### WORK TASK:
Each entry below is to be duplicated verbatim.

### DATASET RECORDS:
-=-=-=-=-
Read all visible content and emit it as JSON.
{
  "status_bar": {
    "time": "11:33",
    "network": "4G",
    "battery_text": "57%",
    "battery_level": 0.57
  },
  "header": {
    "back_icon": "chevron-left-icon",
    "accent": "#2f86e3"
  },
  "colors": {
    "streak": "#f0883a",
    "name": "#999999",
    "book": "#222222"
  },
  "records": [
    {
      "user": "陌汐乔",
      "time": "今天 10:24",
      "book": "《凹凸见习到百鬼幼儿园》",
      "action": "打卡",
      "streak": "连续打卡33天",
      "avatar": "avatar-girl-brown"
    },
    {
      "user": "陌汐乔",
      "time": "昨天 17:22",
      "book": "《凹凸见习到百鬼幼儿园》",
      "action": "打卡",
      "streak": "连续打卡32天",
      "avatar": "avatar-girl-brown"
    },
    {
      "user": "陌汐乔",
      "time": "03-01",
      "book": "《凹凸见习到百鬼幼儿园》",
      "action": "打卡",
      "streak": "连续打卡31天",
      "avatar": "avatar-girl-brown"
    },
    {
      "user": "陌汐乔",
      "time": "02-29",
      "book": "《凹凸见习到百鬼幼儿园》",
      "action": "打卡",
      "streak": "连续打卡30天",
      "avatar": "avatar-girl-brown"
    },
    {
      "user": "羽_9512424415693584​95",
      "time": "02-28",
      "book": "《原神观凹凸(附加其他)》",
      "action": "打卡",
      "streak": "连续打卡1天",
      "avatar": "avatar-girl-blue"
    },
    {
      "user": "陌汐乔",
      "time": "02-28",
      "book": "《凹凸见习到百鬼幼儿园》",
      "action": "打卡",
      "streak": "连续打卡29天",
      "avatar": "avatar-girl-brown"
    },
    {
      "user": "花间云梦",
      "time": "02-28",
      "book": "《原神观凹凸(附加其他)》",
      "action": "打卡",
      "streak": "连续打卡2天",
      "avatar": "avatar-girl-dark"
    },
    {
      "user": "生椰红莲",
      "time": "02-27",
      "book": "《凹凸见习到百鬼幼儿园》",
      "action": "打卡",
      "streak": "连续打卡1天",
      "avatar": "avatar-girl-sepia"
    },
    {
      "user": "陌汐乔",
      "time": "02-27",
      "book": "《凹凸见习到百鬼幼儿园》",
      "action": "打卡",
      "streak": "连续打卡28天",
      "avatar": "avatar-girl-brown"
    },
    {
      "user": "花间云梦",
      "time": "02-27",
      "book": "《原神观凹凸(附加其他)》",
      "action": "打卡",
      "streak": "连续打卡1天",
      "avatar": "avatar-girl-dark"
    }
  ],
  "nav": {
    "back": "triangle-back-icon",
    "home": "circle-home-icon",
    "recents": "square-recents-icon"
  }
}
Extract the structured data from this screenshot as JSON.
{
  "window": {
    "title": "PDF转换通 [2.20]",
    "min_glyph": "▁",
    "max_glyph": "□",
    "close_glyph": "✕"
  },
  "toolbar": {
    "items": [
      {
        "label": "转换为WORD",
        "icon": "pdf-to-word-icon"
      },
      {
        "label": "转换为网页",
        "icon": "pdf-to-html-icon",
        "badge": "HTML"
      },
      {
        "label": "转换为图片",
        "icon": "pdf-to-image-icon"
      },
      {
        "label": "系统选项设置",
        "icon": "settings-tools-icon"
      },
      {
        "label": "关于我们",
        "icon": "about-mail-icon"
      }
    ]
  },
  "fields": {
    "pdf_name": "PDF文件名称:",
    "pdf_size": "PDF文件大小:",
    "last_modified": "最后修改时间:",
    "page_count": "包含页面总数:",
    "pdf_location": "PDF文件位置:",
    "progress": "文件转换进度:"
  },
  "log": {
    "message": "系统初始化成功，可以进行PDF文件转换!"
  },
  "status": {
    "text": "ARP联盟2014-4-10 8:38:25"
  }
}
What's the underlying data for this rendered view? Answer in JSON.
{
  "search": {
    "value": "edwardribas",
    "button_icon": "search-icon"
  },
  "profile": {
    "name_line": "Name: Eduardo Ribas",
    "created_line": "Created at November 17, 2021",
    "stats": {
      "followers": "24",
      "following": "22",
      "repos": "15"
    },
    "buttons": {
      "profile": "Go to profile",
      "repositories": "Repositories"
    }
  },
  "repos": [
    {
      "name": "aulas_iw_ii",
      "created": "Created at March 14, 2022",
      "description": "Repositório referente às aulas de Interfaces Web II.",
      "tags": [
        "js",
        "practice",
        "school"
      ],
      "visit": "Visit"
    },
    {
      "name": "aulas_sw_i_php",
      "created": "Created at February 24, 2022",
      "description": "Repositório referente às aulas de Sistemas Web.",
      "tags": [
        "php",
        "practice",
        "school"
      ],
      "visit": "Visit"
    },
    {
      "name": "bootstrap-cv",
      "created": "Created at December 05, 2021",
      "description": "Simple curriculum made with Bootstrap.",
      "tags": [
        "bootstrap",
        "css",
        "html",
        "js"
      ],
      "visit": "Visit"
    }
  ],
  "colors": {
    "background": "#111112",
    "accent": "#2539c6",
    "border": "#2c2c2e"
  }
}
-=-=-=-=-
### ANSWER BOX:
Read all visible content and emit it as JSON.
{
  "status_bar": {
    "time": "11:33",
    "network": "4G",
    "battery_text": "57%",
    "battery_level": 0.57
  },
  "header": {
    "back_icon": "chevron-left-icon",
    "accent": "#2f86e3"
  },
  "colors": {
    "streak": "#f0883a",
    "name": "#999999",
    "book": "#222222"
  },
  "records": [
    {
      "user": "陌汐乔",
      "time": "今天 10:24",
      "book": "《凹凸见习到百鬼幼儿园》",
      "action": "打卡",
      "streak": "连续打卡33天",
      "avatar": "avatar-girl-brown"
    },
    {
      "user": "陌汐乔",
      "time": "昨天 17:22",
      "book": "《凹凸见习到百鬼幼儿园》",
      "action": "打卡",
      "streak": "连续打卡32天",
      "avatar": "avatar-girl-brown"
    },
    {
      "user": "陌汐乔",
      "time": "03-01",
      "book": "《凹凸见习到百鬼幼儿园》",
      "action": "打卡",
      "streak": "连续打卡31天",
      "avatar": "avatar-girl-brown"
    },
    {
      "user": "陌汐乔",
      "time": "02-29",
      "book": "《凹凸见习到百鬼幼儿园》",
      "action": "打卡",
      "streak": "连续打卡30天",
      "avatar": "avatar-girl-brown"
    },
    {
      "user": "羽_9512424415693584​95",
      "time": "02-28",
      "book": "《原神观凹凸(附加其他)》",
      "action": "打卡",
      "streak": "连续打卡1天",
      "avatar": "avatar-girl-blue"
    },
    {
      "user": "陌汐乔",
      "time": "02-28",
      "book": "《凹凸见习到百鬼幼儿园》",
      "action": "打卡",
      "streak": "连续打卡29天",
      "avatar": "avatar-girl-brown"
    },
    {
      "user": "花间云梦",
      "time": "02-28",
      "book": "《原神观凹凸(附加其他)》",
      "action": "打卡",
      "streak": "连续打卡2天",
      "avatar": "avatar-girl-dark"
    },
    {
      "user": "生椰红莲",
      "time": "02-27",
      "book": "《凹凸见习到百鬼幼儿园》",
      "action": "打卡",
      "streak": "连续打卡1天",
      "avatar": "avatar-girl-sepia"
    },
    {
      "user": "陌汐乔",
      "time": "02-27",
      "book": "《凹凸见习到百鬼幼儿园》",
      "action": "打卡",
      "streak": "连续打卡28天",
      "avatar": "avatar-girl-brown"
    },
    {
      "user": "花间云梦",
      "time": "02-27",
      "book": "《原神观凹凸(附加其他)》",
      "action": "打卡",
      "streak": "连续打卡1天",
      "avatar": "avatar-girl-dark"
    }
  ],
  "nav": {
    "back": "triangle-back-icon",
    "home": "circle-home-icon",
    "recents": "square-recents-icon"
  }
}
Extract the structured data from this screenshot as JSON.
{
  "window": {
    "title": "PDF转换通 [2.20]",
    "min_glyph": "▁",
    "max_glyph": "□",
    "close_glyph": "✕"
  },
  "toolbar": {
    "items": [
      {
        "label": "转换为WORD",
        "icon": "pdf-to-word-icon"
      },
      {
        "label": "转换为网页",
        "icon": "pdf-to-html-icon",
        "badge": "HTML"
      },
      {
        "label": "转换为图片",
        "icon": "pdf-to-image-icon"
      },
      {
        "label": "系统选项设置",
        "icon": "settings-tools-icon"
      },
      {
        "label": "关于我们",
        "icon": "about-mail-icon"
      }
    ]
  },
  "fields": {
    "pdf_name": "PDF文件名称:",
    "pdf_size": "PDF文件大小:",
    "last_modified": "最后修改时间:",
    "page_count": "包含页面总数:",
    "pdf_location": "PDF文件位置:",
    "progress": "文件转换进度:"
  },
  "log": {
    "message": "系统初始化成功，可以进行PDF文件转换!"
  },
  "status": {
    "text": "ARP联盟2014-4-10 8:38:25"
  }
}
What's the underlying data for this rendered view? Answer in JSON.
{
  "search": {
    "value": "edwardribas",
    "button_icon": "search-icon"
  },
  "profile": {
    "name_line": "Name: Eduardo Ribas",
    "created_line": "Created at November 17, 2021",
    "stats": {
      "followers": "24",
      "following": "22",
      "repos": "15"
    },
    "buttons": {
      "profile": "Go to profile",
      "repositories": "Repositories"
    }
  },
  "repos": [
    {
      "name": "aulas_iw_ii",
      "created": "Created at March 14, 2022",
      "description": "Repositório referente às aulas de Interfaces Web II.",
      "tags": [
        "js",
        "practice",
        "school"
      ],
      "visit": "Visit"
    },
    {
      "name": "aulas_sw_i_php",
      "created": "Created at February 24, 2022",
      "description": "Repositório referente às aulas de Sistemas Web.",
      "tags": [
        "php",
        "practice",
        "school"
      ],
      "visit": "Visit"
    },
    {
      "name": "bootstrap-cv",
      "created": "Created at December 05, 2021",
      "description": "Simple curriculum made with Bootstrap.",
      "tags": [
        "bootstrap",
        "css",
        "html",
        "js"
      ],
      "visit": "Visit"
    }
  ],
  "colors": {
    "background": "#111112",
    "accent": "#2539c6",
    "border": "#2c2c2e"
  }
}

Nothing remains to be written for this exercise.